- I’m grateful for our deacons. In both churches where I was/am a full-time pastor, I’ve been blessed with some wonderful deacons. God provided again. These men do not want to serve as a board, making all the decisions. They want to serve their pastor (me) and help him (me) with the physical needs of the church, while I’m free to tend to the spiritual needs—just like Acts 6:1-7 ordains.
- I’m grateful for the leadership and administrative team. When I came in December 2011, there was Connie (who had been the lead administrative assistant since 1980), Diane (she does publications as well as put our worship music together, and leads our praise team), Joanna (our financial secretary), Milton (our custodian since 1988), and Steven (our part-time interim student pastor). Connie, Diane, and Milton are still here.
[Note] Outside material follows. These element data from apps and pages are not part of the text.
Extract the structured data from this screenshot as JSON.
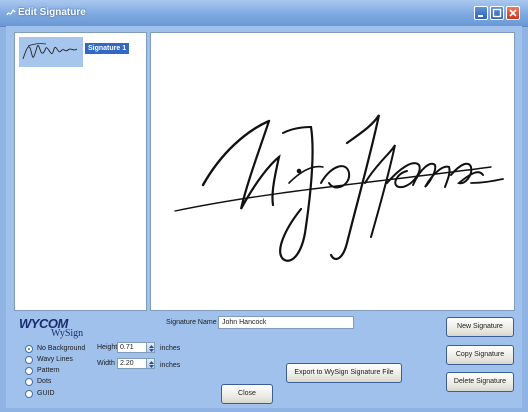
{
  "window": {
    "title": "Edit Signature"
  },
  "list": {
    "items": [
      {
        "label": "Signature 1",
        "selected": true
      }
    ]
  },
  "logo": {
    "brand": "WYCOM",
    "product": "WySign"
  },
  "background_options": [
    {
      "label": "No Background",
      "checked": true
    },
    {
      "label": "Wavy Lines",
      "checked": false
    },
    {
      "label": "Pattern",
      "checked": false
    },
    {
      "label": "Dots",
      "checked": false
    },
    {
      "label": "GUID",
      "checked": false
    }
  ],
  "size": {
    "height_label": "Height",
    "height_value": "0.71",
    "width_label": "Width",
    "width_value": "2.20",
    "unit": "inches"
  },
  "signature_name": {
    "label": "Signature Name",
    "value": "John Hancock"
  },
  "buttons": {
    "export": "Export to WySign Signature File",
    "close": "Close",
    "new": "New Signature",
    "copy": "Copy Signature",
    "delete": "Delete Signature"
  },
  "colors": {
    "window_bg": "#9fc1ec",
    "selection": "#3167c6",
    "close_button": "#c8391b"
  }
}
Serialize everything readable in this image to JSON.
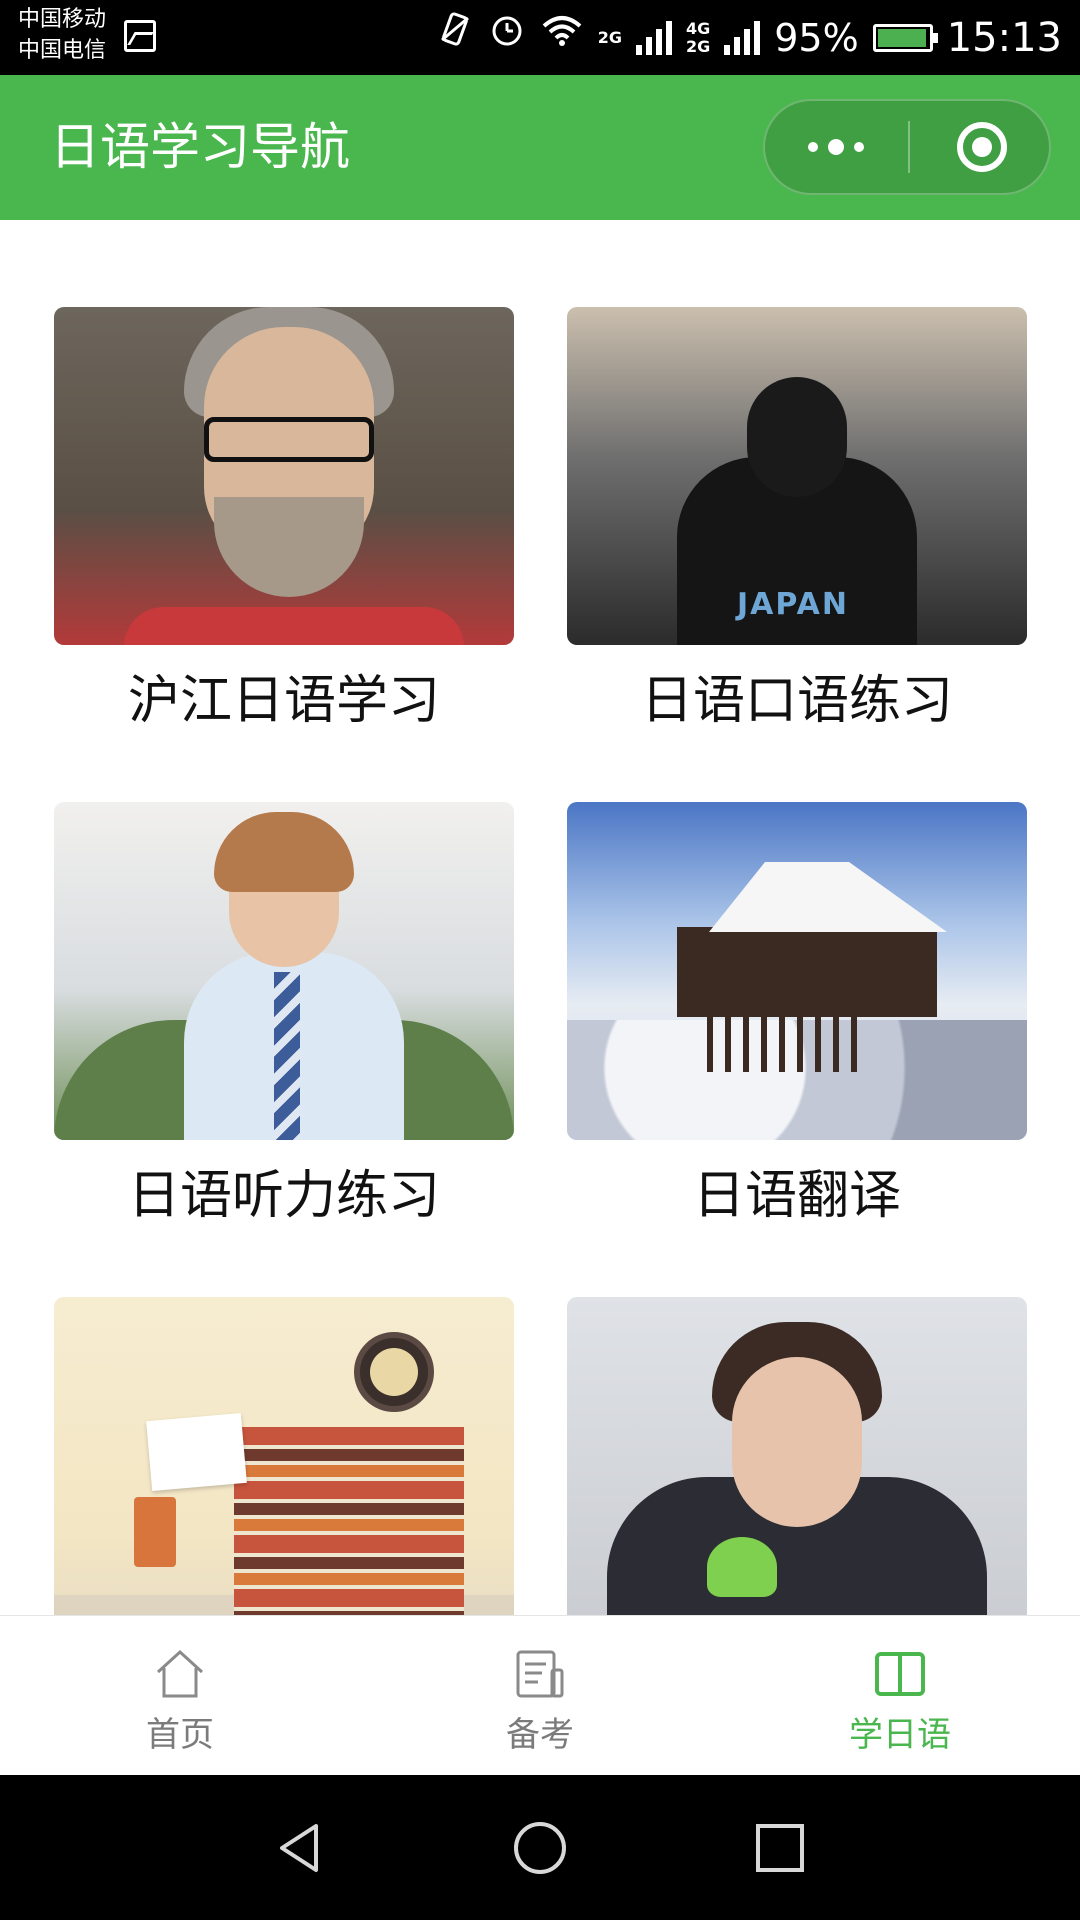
{
  "status_bar": {
    "carrier_1": "中国移动",
    "carrier_2": "中国电信",
    "network_1": "2G",
    "network_2": "4G",
    "network_3": "2G",
    "battery_percent": "95%",
    "battery_level": 0.95,
    "time": "15:13"
  },
  "header": {
    "title": "日语学习导航",
    "background_color": "#4ab64e"
  },
  "cards": [
    {
      "label": "沪江日语学习",
      "image": "grey-haired-man-glasses-photo"
    },
    {
      "label": "日语口语练习",
      "image": "press-crowd-japan-jacket-photo"
    },
    {
      "label": "日语听力练习",
      "image": "student-headphones-tie-photo"
    },
    {
      "label": "日语翻译",
      "image": "snowy-temple-photo"
    },
    {
      "label": "",
      "image": "books-clock-back-to-school-photo"
    },
    {
      "label": "",
      "image": "young-man-clover-photo"
    }
  ],
  "tabbar": {
    "items": [
      {
        "label": "首页",
        "icon": "home-icon",
        "active": false
      },
      {
        "label": "备考",
        "icon": "exam-notes-icon",
        "active": false
      },
      {
        "label": "学日语",
        "icon": "open-book-icon",
        "active": true
      }
    ],
    "active_color": "#4ab64e",
    "inactive_color": "#7b7b7b"
  },
  "system_nav": {
    "back_icon": "back-triangle-icon",
    "home_icon": "home-circle-icon",
    "recents_icon": "recents-square-icon"
  }
}
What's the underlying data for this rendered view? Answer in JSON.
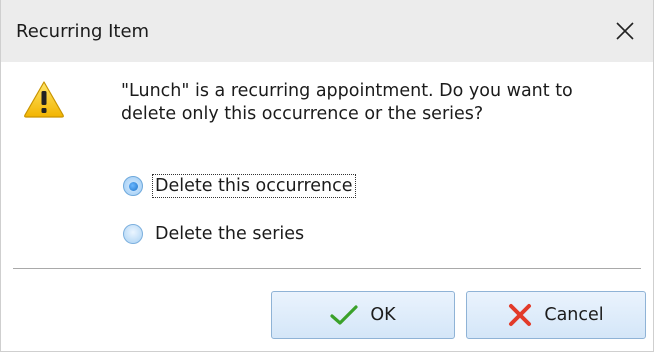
{
  "window": {
    "title": "Recurring Item",
    "close_icon": "close-icon"
  },
  "message": {
    "text": "\"Lunch\" is a recurring appointment. Do you want to delete only this occurrence or the series?",
    "icon": "warning-icon"
  },
  "options": [
    {
      "label": "Delete this occurrence",
      "selected": true
    },
    {
      "label": "Delete the series",
      "selected": false
    }
  ],
  "buttons": {
    "ok": {
      "label": "OK",
      "icon": "checkmark-icon"
    },
    "cancel": {
      "label": "Cancel",
      "icon": "x-icon"
    }
  },
  "colors": {
    "accent": "#1e73c9",
    "titlebar": "#ececec",
    "button_border": "#8fb3d6"
  }
}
Steven is now our student pastor (no interim now). God has brought on Adam Embry as our Discipleship and Administration Pastor. Terri has taken over for Joanna, who retired in May. God provides. I could not be happier with this team. There is a culture around the office of joy, mutual respect, and (most of all) a desire to serve our church in the name of Christ. Only God could have brought us all together like this with our different personalities to be the servant machine it’s become.
- I’m grateful for our worship team. All volunteers. All having full-time jobs. Yet, they lead our singing, our worship choir, our praise team, our handbells, our Dixieland Jazz Band (no, that’s not a typo—we use the gifts and talents folks have, to the glory of God and to the vision of our church)—and do this with a desire to be Scriptural, with songs that are singable. Our desire is to have a joyful sound that’s doctrinally sound where skills abound and praise resounds.
- I love that it’s multigenerational. I wrote on this recently.
- I’m grateful that Jesus is still in charge. This is His church. Not ours. Yes, He has given us each other, but the church is His to give. Is ARBC perfect? No! But Jesus loves us enough to take us along, and enough folks are in the church led by Christ to move the church in a good direction. But as pastor, I’m grateful that the church belongs to Christ. He has put me here as the undershepherd to preach and care for the flock. Pray that I would continually remain under Christ’s leadership.
- Hey ARBC folks—you fill this one in. What are some things you love about your church? Use the hashtag #ilovearbc if you post on Facebook or Twitter.
This pastor appreciates you greatly! We have work to do. God may lead in some changes down the road. But know this: your pastor (and I know your pastors) love you more than life itself. Whatever comes will come out of a desire to love Christ, love His church, and love the community in which He’s placed us. Let’s stay the course!